Several reviews were published. Nature expressed some misgivings:
A systematic exposition of the principle of relativity necessarily consists very largely in the demonstration of invariant properties of certain mathematical relations. Hence it is bound to appear a little uninteresting to the experimentalist...little is done to remove the unfortunate impression that relativity is a fad of the mathematician, and not a thing for the every-day physicist.
In his reviewMorris R. Cohen wrote, "Dr. Silberstein is not inclined to emphasize the revolutionary character of the new ideas, but rather concerned to show their intimate connection with older ones." Another review by Maurice Solovine states that Silberstein subjected the relativity principle to an exhaustive examination in the context of, and with respect to, the principal problems of mathematical physics taken up at the time.
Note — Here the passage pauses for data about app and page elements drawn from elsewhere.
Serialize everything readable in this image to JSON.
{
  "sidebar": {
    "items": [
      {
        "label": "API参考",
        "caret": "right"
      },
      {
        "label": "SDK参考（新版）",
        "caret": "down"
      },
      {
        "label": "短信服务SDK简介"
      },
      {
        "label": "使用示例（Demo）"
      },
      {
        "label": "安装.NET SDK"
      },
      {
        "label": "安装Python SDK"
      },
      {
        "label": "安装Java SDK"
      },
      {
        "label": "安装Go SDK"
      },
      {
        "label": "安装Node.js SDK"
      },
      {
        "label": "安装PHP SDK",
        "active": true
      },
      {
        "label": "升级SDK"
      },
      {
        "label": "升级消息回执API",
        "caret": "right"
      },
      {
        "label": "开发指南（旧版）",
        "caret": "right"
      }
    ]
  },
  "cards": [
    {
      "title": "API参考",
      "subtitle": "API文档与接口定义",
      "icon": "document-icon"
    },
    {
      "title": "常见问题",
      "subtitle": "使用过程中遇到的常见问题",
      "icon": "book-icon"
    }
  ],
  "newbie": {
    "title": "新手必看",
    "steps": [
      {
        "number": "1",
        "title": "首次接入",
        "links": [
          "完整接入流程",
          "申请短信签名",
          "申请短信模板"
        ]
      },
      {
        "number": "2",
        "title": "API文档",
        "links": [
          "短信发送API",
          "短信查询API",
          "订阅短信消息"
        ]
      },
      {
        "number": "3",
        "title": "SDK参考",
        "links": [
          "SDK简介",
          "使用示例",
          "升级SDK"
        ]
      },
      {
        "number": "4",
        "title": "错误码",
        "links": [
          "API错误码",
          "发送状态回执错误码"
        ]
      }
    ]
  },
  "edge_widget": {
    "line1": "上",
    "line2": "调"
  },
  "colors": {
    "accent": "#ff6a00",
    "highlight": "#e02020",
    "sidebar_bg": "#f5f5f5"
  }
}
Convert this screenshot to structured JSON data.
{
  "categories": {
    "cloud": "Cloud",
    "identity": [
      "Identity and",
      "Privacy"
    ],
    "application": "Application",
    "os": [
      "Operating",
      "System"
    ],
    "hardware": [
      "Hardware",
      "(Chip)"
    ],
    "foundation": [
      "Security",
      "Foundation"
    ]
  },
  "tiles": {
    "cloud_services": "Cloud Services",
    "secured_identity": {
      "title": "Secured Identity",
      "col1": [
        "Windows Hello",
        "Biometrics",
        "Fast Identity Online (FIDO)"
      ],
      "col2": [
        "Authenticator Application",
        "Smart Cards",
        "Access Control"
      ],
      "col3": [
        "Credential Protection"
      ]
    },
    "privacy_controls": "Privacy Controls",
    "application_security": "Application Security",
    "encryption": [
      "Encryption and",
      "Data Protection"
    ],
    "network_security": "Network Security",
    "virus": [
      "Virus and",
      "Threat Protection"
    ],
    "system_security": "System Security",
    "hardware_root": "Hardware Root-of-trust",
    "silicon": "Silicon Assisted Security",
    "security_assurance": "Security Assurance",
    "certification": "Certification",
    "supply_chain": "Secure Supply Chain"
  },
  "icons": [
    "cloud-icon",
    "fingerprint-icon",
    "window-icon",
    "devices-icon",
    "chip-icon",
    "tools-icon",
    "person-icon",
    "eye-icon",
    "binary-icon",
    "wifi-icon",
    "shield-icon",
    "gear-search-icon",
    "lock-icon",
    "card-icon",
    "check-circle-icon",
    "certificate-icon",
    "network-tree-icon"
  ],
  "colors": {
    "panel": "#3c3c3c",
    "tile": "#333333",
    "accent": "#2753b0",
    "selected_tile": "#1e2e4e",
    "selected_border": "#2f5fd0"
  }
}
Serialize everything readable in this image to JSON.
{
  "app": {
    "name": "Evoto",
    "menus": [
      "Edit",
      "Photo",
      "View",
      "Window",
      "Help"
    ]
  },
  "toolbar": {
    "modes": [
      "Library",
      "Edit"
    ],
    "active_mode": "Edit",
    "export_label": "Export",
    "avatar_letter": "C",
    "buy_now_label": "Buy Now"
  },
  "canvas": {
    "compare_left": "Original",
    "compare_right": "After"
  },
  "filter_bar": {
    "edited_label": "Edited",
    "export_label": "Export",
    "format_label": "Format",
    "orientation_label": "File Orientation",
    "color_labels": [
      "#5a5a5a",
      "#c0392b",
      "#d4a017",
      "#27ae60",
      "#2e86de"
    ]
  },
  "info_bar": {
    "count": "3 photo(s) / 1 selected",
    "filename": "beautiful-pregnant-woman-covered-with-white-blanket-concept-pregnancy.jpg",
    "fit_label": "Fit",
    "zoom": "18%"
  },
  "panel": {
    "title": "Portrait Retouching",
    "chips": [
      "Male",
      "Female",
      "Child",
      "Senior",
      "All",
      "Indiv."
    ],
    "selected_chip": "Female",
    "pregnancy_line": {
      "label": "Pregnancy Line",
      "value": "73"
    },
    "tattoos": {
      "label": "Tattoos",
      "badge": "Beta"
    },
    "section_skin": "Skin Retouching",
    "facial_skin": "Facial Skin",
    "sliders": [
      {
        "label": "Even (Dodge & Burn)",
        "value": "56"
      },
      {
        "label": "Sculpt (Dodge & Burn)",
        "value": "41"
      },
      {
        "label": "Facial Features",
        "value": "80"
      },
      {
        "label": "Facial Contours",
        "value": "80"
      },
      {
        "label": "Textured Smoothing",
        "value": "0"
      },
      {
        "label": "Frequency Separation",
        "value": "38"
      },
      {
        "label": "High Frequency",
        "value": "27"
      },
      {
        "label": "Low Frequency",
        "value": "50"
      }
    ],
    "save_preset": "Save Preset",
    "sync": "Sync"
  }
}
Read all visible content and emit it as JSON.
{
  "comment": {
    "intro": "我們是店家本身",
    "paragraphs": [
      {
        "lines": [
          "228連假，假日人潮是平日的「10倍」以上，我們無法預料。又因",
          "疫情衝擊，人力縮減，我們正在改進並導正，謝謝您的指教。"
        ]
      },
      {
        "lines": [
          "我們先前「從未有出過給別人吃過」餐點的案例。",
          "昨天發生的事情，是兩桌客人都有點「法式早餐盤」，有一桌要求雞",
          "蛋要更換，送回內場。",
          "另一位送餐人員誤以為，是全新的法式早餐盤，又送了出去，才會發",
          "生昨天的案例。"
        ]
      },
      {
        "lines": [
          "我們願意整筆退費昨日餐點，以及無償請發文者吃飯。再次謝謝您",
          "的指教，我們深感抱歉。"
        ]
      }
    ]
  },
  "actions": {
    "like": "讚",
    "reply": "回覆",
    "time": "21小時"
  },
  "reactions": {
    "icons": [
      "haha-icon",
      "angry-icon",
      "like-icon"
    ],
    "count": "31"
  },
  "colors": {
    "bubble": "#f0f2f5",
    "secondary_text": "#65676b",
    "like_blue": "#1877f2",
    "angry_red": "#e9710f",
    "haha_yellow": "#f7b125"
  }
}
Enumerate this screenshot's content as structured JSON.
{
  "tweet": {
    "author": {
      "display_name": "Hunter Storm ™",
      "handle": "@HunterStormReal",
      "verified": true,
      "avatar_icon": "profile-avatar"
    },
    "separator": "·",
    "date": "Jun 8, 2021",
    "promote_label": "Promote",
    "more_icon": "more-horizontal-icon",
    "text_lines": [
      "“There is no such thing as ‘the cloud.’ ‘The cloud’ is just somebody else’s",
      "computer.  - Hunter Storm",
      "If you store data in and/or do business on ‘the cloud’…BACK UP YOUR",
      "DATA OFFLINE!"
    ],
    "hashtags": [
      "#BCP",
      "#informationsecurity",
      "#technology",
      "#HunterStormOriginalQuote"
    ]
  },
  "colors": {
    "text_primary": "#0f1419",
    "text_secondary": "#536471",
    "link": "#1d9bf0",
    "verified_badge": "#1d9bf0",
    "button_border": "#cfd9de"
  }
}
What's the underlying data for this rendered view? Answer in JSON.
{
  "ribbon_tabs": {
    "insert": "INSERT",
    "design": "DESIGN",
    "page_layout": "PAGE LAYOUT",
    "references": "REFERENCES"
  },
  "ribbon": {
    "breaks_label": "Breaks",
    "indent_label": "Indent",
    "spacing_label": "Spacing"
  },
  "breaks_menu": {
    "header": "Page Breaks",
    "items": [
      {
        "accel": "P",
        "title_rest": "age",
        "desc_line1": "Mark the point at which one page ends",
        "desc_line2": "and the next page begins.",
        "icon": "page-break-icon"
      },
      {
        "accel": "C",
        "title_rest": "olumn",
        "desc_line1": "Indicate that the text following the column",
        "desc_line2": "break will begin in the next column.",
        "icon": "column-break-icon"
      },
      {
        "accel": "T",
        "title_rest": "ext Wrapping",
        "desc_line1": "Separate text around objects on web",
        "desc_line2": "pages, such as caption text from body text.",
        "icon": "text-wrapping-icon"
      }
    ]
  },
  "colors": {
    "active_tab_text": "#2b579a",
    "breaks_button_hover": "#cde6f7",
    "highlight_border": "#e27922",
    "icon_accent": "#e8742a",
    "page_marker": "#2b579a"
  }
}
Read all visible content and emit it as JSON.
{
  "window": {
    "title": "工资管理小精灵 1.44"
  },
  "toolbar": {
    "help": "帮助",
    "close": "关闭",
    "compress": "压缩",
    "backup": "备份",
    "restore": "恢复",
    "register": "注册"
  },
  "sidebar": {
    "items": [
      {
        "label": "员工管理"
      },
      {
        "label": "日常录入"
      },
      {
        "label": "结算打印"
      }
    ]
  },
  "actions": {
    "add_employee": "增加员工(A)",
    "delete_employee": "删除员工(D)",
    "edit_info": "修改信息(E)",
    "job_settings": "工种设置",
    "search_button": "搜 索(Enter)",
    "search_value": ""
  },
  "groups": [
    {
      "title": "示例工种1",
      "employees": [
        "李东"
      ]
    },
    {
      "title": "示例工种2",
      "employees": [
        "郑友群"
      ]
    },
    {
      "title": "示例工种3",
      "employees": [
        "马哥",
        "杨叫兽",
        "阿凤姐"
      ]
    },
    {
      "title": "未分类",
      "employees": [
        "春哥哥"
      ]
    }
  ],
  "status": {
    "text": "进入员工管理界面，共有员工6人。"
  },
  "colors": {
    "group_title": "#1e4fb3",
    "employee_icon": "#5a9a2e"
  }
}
Synge had also been strongly influenced a few months previously [in January 1921] by a Toronto lecture series organized by J.C. McLennan on "Recent Advances in Physics", at which Silberstein gave eighteen lectures on "Special and Generalized Theories of Relativity and Gravitation, and on Spectroscopy", all from a mathematical standpoint.
In 1935, following a controversial debate with Albert Einstein, Silberstein published a solution of Einstein's field equations that appeared to describe a static, axisymmetricmetric with only two point singularities representing two point masses. Such a solution clearly violates our understanding of gravity: with nothing to support them and no kinetic energy to hold them apart, the two masses should fall towards each other due to their mutual gravity, in contrast with the static nature of Silberstein's solution. This led Silberstein to claim that A. Einstein's theory was flawed, in need of a revision. In response, Einstein and Rosen published a Letter to the Editor in which they pointed out a critical flaw in Silberstein's reasoning. Unconvinced, Silberstein took the debate to the popular press, with The Evening Telegram in Toronto publishing an article titled "Fatal blow to relativity issued here" on March 7, 1936. Nonetheless, Einstein was correct and Silberstein was wrong: as we know today, all solutions to Weyl's family of axisymmetric metrics, of which Silberstein's is one example, necessarily contain singular structures ("struts", "ropes", or "membranes") that are responsible for holding masses against the attractive force of gravity in a static configuration.
According to Martin Claussen, Ludwik Silberstein initiated a line of thought involving eddy currents in the atmosphere, or fluids generally. He says that Silberstein anticipated foundational work by Vilhelm Bjerknes (1862 - 1951).
1907: Electromagnetische Grundgleichungen in bivectorielle Behandlung, Ann. Physik 22 579-86 & 24:783-4
1912: Quaternionic form of relativity, Phil. Mag. 14 1912 790 - 809
1913: Second memoir on quaternionic relativity, Phil. Mag. 15 1913 135-144
^G., T. (1934). "Review of Causality: a Law of Nature or a Maxim of the Naturalist? Lecture delivered at the Royal York Hotel, Toronto, on May 14th, 1932, much enlarged". Nature. 133 (3355): 235. doi:10.1038/133235c0. ISSN0028-0836. S2CID4093081. The initials "T.G." might be those of the mathematician Thomas Greenwood, who wrote articles for Nature and had an interest in relativity theory. Greenwood, Thomas (1923). "The Significance of the Space-Time Continuum". Monist. 33 (4): 635-640. doi:10.5840/monist192333418. ISSN0026-9662.